The USMNT has big problems, but beating Guatemala won’t be one of them
The United States needs a win on Tuesday night against Guatemala or they may not be going to the World Cup in 2018. It has fans in a panic, and rightfully so. The prospect of missing out on the biggest sporting event on Earth is terrifying, especially for a team that has a relatively easy route to qualification and last failed to make the World Cup during the Ronald Reagan presidency.
But let’s get one thing clear: The U.S. will not go out in the semifinal round of World Cup qualifying. The track record for U.S. teams at home against most CONCACAF competition is pretty lopsided. No matter how bad the U.S. looks, they are still odds-on favorites to win on American soil. Only Mexico gives the Americans much to worry about. But yet, here we are.
On Tuesday, the U.S. hosts Guatemala at home in Columbus, Ohio — a city in which they’ve never lost. Guatemala is currently ranked 95th in the world according to FIFA and they haven’t ever cracked the top 50. The U.S. comes in at No. 30, a relative low point in recent years but still miles above 95th.
This should not be a troublesome matchup for the United States, so no one needs to be panicking. Yes, the U.S. looked terrible on Friday and Guatemala put on a good show. And yes, the stadium in Columbus still has tickets for sale, but the U.S. should be (is?) a good enough team where an occasional slip against a lesser team, away from home, should not be a sign of impending doom.
After that, all it takes is a win over St. Vincent and the Grenadines, then beating Trinidad and Tobago at home. That’s an ask so low that the U.S. was picking up results in those matches nearly three decades ago when college players populated their team. Three wins are coming and a spot in the final round of World Cup qualifying will come with it.
The question is what comes next?
Copa America Centenario and then that final round of World Cup qualifying loom. No longer will the task be to beat Guatemala at home or beat St. Vincent and the Grendines. They’ll have to beat some of the best teams in the world.
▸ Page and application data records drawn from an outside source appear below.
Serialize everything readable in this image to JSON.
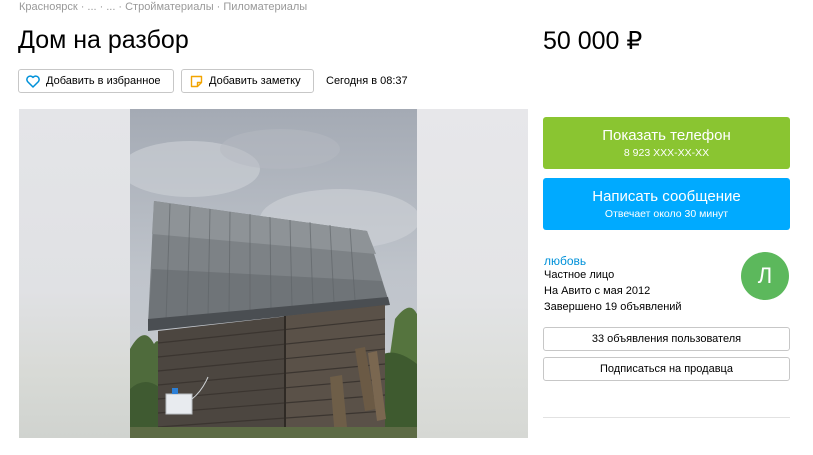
{
  "breadcrumb": {
    "items": [
      "Красноярск",
      "...",
      "...",
      "Стройматериалы",
      "Пиломатериалы"
    ],
    "separator": "·"
  },
  "listing": {
    "title": "Дом на разбор",
    "price": "50 000 ₽",
    "date": "Сегодня в 08:37"
  },
  "actions": {
    "favorite_label": "Добавить в избранное",
    "note_label": "Добавить заметку"
  },
  "contact": {
    "phone_label": "Показать телефон",
    "phone_number": "8 923 XXX-XX-XX",
    "message_label": "Написать сообщение",
    "message_sub": "Отвечает около 30 минут"
  },
  "seller": {
    "name": "любовь",
    "type": "Частное лицо",
    "since": "На Авито с мая 2012",
    "completed": "Завершено 19 объявлений",
    "avatar_letter": "Л",
    "listings_button": "33 объявления пользователя",
    "subscribe_button": "Подписаться на продавца"
  },
  "colors": {
    "phone_button": "#8ac531",
    "message_button": "#00aaff",
    "seller_link": "#0091d9",
    "avatar": "#5cb85c"
  },
  "icons": {
    "favorite": "heart-icon",
    "note": "note-icon"
  }
}
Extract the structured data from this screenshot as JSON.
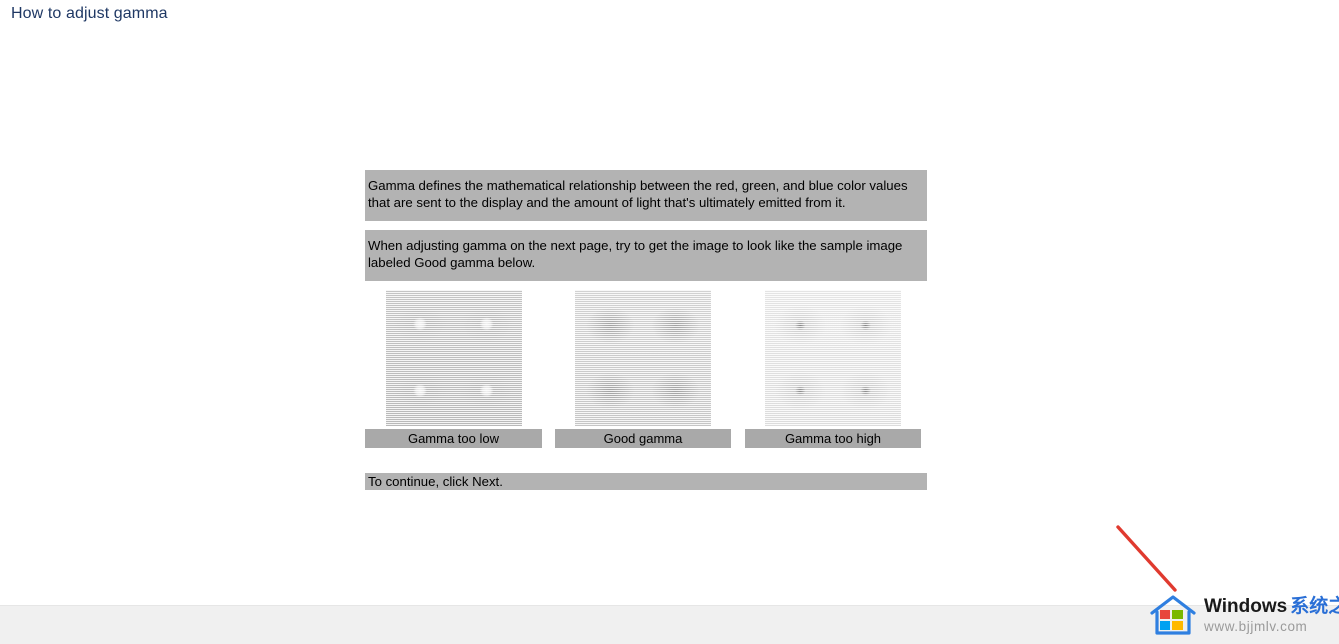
{
  "page_title": "How to adjust gamma",
  "wizard": {
    "paragraph_1": "Gamma defines the mathematical relationship between the red, green, and blue color values that are sent to the display and the amount of light that's ultimately emitted from it.",
    "paragraph_2": "When adjusting gamma on the next page, try to get the image to look like the sample image labeled Good gamma below.",
    "continue_text": "To continue, click Next.",
    "samples": [
      {
        "label": "Gamma too low",
        "name": "gamma-too-low"
      },
      {
        "label": "Good gamma",
        "name": "good-gamma"
      },
      {
        "label": "Gamma too high",
        "name": "gamma-too-high"
      }
    ]
  },
  "watermark": {
    "brand": "Windows",
    "brand_cn": "系统之家",
    "url": "www.bjjmlv.com"
  },
  "colors": {
    "title": "#1f3864",
    "paragraph_bg": "#b3b3b3",
    "label_bg": "#a9a9a9",
    "arrow": "#e03a2f",
    "brand_cn": "#2a6fd6",
    "footer_bg": "#f0f0f0"
  }
}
Or at least some ranked in the 50’s instead of the 90’s and 100’s.
This summer’s Copa America Centenario is on home soil, but in the form the U.S. is playing in right now, the matches against Colombia, Costa Rica and Paraguay will all be giant mountains to climb. When they get into the Hex, they’ll have to go to Mexico City, San Jose and Costa Rica. They won’t be able to ride solely on home results to a spot at the World Cup either.
Such a task is especially daunting for a team that has won just two of its last seven competitive matches, and count Panama as the toughest team it’s faced in that stretch. Not to mention that five of them came on home soil.
Although, in what might be a ray of hope, the U.S. does seem to remember how to slay giants when drawn in to tournament Groups of Death. Or even when their backs are against the wall against weaker teams.
We could argue that the U.S. thrives when it’s considered the underdog. Escaping tough groups and defying expectations on the world stage seem plausible, and that’s especially true when you factor in wins against the Netherlands and Germany in friendly competition. But ‘Groups of Death’ or facing elimination are terrible motivators to rely on. When the expectations are high and the task at hand seems easy, things fall apart. The wheels never quite come off enough for complete failure, but just enough to raise blood pressures around the country.
But let’s worry, or at least discuss if we need to worry, about the next three games first.
In theory, Tuesday should be pretty straightforward. Add to the mix that there is a very tangible goal to reach for with a win in Columbus, and the U.S. should be able to beat Guatemala without too much anxiety. Guatemala is not very good. Their best player is 36 years old and played at the peak of his career in MLS more than a decade ago. Not to mention that Guatemala has never qualified for the World Cup.
The U.S. should win on Tuesday. Whether they scrape by or blow out the game, the odds are in their favor, no matter how much anxiety the fans or the players may be feeling. But maybe creating the sensation of having to scrape their way through is the kind of self-inflicted underdog status the USMNT players need to play up to their potential and meet the fans’ expectations.
So really, the U.S. will be fine. They may not be top of their group but that doesn’t matter. They will have made it to the Hex and then USMNT fans can start panicking again. Then, the panic may reach a fever pitch and the threat may be very real. But not until then. Because for now, it’s Guatemala at home, St. Vincent and the Grenadines, and Trinidad and Tobago at home. That is right in the Americans’ wheelhouse — even this group of Americans.